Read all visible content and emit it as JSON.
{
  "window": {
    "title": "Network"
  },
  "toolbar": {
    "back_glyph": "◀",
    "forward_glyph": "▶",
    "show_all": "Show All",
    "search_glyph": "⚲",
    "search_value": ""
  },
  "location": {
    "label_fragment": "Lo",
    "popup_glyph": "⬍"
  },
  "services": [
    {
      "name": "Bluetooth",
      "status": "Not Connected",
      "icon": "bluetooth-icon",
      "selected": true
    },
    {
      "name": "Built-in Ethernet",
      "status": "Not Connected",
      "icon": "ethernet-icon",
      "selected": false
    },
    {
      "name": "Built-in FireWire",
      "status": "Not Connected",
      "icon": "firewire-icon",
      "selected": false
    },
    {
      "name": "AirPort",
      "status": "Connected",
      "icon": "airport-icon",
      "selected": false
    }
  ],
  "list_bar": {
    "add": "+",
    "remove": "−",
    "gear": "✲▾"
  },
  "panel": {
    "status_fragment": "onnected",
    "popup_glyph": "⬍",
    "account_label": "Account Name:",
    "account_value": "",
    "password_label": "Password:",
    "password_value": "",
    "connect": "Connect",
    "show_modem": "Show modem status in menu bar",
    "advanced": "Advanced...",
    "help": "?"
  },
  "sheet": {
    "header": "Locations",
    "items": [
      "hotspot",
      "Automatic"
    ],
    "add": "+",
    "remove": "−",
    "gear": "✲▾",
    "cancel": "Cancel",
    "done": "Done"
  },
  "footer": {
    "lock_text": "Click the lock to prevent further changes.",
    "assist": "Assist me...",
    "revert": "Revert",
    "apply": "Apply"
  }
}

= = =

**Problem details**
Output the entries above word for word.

**Answer box**
Read all visible content and emit it as JSON.
{
  "window": {
    "title": "Network"
  },
  "toolbar": {
    "back_glyph": "◀",
    "forward_glyph": "▶",
    "show_all": "Show All",
    "search_glyph": "⚲",
    "search_value": ""
  },
  "location": {
    "label_fragment": "Lo",
    "popup_glyph": "⬍"
  },
  "services": [
    {
      "name": "Bluetooth",
      "status": "Not Connected",
      "icon": "bluetooth-icon",
      "selected": true
    },
    {
      "name": "Built-in Ethernet",
      "status": "Not Connected",
      "icon": "ethernet-icon",
      "selected": false
    },
    {
      "name": "Built-in FireWire",
      "status": "Not Connected",
      "icon": "firewire-icon",
      "selected": false
    },
    {
      "name": "AirPort",
      "status": "Connected",
      "icon": "airport-icon",
      "selected": false
    }
  ],
  "list_bar": {
    "add": "+",
    "remove": "−",
    "gear": "✲▾"
  },
  "panel": {
    "status_fragment": "onnected",
    "popup_glyph": "⬍",
    "account_label": "Account Name:",
    "account_value": "",
    "password_label": "Password:",
    "password_value": "",
    "connect": "Connect",
    "show_modem": "Show modem status in menu bar",
    "advanced": "Advanced...",
    "help": "?"
  },
  "sheet": {
    "header": "Locations",
    "items": [
      "hotspot",
      "Automatic"
    ],
    "add": "+",
    "remove": "−",
    "gear": "✲▾",
    "cancel": "Cancel",
    "done": "Done"
  },
  "footer": {
    "lock_text": "Click the lock to prevent further changes.",
    "assist": "Assist me...",
    "revert": "Revert",
    "apply": "Apply"
  }
}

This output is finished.